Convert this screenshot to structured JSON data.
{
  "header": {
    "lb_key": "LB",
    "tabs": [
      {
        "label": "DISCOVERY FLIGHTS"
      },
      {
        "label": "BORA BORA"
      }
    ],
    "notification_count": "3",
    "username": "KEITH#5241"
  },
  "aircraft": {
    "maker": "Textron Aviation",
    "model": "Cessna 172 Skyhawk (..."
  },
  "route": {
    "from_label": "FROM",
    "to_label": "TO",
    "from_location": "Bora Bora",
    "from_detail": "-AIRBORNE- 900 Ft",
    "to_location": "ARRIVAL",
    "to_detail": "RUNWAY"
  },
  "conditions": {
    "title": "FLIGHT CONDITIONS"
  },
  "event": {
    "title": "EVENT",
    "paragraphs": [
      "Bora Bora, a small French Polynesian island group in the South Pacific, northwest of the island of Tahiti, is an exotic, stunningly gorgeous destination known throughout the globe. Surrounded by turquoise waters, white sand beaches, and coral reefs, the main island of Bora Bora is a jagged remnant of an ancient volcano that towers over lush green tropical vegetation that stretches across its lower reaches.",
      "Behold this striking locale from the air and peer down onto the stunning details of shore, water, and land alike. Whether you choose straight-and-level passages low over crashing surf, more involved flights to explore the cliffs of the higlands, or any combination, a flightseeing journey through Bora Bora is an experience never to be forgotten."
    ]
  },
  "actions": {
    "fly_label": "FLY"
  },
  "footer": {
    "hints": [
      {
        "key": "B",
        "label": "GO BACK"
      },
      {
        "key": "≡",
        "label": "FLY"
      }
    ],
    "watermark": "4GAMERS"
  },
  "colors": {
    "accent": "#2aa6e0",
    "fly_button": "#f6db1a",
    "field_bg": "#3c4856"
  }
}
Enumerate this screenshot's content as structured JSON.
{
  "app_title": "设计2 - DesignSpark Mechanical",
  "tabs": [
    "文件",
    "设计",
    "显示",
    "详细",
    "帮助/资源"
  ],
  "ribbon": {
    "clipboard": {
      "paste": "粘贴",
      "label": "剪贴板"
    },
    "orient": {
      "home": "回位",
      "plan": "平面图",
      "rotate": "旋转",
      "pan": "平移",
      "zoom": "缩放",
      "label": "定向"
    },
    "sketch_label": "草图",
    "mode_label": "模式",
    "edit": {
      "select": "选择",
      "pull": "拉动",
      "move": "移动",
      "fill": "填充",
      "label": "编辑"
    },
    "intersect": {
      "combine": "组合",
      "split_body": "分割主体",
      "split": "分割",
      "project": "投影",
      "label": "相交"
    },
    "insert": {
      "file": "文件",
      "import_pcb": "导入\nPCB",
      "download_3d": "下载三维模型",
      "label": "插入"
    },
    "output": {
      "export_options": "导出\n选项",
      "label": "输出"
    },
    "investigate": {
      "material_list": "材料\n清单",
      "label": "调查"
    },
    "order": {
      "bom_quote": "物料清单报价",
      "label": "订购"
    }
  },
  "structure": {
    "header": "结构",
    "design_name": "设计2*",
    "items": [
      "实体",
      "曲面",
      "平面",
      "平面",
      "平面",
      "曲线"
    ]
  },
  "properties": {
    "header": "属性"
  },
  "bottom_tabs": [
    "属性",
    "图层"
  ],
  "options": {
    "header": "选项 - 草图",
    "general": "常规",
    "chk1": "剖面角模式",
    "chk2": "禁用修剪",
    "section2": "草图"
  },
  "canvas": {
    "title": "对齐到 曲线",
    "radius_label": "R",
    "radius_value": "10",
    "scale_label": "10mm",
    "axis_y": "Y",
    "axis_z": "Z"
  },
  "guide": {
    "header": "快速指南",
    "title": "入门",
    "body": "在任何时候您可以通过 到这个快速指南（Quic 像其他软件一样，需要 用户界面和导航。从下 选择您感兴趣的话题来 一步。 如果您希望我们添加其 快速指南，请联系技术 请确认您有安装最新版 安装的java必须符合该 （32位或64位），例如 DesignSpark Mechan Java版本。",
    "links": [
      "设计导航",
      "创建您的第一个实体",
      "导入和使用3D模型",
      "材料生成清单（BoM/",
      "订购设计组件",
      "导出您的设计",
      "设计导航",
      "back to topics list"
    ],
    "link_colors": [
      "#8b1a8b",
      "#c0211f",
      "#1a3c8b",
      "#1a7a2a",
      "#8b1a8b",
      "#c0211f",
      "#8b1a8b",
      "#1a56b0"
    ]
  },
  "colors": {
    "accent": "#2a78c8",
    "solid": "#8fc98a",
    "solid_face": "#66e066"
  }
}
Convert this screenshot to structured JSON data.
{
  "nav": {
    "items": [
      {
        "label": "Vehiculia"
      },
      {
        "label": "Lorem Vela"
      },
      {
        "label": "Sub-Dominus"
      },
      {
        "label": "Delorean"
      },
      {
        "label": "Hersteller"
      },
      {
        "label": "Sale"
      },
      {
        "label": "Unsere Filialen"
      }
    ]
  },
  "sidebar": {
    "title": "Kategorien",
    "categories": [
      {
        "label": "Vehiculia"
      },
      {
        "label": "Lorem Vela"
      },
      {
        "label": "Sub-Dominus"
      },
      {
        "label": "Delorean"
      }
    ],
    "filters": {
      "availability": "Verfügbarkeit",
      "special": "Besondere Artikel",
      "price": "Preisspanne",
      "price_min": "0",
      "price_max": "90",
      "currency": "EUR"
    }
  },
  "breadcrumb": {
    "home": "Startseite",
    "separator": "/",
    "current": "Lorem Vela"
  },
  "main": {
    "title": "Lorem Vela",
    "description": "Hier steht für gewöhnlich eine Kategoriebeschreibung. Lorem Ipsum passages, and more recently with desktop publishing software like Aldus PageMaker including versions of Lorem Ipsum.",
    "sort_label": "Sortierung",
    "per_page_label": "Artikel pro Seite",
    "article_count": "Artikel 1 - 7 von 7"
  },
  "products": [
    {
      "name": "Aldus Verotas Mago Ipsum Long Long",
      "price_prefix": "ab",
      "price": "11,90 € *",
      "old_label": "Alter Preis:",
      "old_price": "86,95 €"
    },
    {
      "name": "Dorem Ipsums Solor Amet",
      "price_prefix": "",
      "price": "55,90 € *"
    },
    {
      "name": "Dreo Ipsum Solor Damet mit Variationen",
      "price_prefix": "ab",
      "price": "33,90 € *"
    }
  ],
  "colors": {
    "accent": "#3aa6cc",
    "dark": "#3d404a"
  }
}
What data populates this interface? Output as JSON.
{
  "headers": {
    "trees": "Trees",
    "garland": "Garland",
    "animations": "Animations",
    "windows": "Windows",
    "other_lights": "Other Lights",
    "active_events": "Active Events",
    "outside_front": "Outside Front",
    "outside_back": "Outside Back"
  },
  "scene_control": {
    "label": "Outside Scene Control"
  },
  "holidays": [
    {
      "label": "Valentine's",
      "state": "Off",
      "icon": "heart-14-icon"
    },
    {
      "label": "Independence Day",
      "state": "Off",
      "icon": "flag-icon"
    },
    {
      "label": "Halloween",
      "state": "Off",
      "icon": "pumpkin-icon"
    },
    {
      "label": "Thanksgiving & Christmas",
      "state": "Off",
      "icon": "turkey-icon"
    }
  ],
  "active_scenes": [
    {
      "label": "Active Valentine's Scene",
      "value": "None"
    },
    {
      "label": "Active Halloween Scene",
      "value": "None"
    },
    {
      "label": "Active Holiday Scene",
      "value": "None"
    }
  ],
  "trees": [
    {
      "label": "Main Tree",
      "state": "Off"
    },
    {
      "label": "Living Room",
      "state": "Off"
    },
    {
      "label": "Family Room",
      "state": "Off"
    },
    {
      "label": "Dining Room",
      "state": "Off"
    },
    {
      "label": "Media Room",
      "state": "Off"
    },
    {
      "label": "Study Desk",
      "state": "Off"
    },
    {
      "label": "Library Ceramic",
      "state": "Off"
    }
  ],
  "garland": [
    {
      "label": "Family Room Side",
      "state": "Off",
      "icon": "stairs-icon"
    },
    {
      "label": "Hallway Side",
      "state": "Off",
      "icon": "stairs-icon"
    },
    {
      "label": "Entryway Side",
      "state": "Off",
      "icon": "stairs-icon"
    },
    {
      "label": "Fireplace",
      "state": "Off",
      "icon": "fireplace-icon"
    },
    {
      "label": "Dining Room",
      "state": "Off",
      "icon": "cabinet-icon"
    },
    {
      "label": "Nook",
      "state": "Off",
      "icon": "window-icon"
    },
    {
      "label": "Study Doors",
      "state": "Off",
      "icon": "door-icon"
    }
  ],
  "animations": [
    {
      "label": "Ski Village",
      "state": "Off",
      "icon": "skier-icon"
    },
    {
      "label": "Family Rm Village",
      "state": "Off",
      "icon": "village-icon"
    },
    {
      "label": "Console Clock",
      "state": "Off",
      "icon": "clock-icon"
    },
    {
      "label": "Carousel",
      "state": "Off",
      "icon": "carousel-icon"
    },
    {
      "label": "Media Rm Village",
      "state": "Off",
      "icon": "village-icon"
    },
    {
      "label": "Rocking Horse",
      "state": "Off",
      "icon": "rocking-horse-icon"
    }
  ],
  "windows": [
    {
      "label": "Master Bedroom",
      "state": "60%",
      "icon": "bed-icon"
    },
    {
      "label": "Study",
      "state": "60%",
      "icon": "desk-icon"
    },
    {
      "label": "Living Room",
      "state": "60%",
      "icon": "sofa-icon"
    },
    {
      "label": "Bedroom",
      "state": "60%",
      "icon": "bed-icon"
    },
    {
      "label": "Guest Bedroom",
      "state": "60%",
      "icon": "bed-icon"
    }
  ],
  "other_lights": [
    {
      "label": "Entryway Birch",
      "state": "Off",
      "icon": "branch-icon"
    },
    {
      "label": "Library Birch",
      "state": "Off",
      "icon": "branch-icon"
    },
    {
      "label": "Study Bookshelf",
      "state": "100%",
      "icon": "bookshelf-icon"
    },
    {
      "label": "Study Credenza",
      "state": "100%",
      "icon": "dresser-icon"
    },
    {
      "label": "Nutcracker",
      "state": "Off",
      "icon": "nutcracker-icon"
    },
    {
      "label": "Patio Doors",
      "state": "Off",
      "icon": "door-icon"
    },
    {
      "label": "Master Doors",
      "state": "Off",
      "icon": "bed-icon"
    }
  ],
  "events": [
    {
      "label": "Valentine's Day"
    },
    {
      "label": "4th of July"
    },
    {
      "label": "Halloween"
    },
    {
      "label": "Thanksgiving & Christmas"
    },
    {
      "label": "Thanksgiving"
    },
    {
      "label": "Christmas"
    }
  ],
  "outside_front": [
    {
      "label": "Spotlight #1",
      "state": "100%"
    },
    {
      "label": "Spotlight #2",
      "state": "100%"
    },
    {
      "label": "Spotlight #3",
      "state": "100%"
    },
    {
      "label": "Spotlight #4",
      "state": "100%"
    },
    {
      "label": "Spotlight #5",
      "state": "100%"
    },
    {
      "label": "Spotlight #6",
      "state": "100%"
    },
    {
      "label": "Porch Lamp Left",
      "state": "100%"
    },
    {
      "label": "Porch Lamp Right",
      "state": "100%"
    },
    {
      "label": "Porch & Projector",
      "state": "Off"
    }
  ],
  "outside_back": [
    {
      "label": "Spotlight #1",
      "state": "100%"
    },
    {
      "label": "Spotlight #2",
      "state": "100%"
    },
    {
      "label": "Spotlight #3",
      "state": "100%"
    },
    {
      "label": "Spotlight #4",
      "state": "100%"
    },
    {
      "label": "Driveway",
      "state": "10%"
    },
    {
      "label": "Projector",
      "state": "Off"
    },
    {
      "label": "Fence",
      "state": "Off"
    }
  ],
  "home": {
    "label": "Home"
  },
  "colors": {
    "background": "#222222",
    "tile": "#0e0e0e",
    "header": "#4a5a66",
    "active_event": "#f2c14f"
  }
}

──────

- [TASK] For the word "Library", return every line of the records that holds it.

- [WRITTEN SOLUTION]
      "label": "Library Ceramic",
      "label": "Library Birch",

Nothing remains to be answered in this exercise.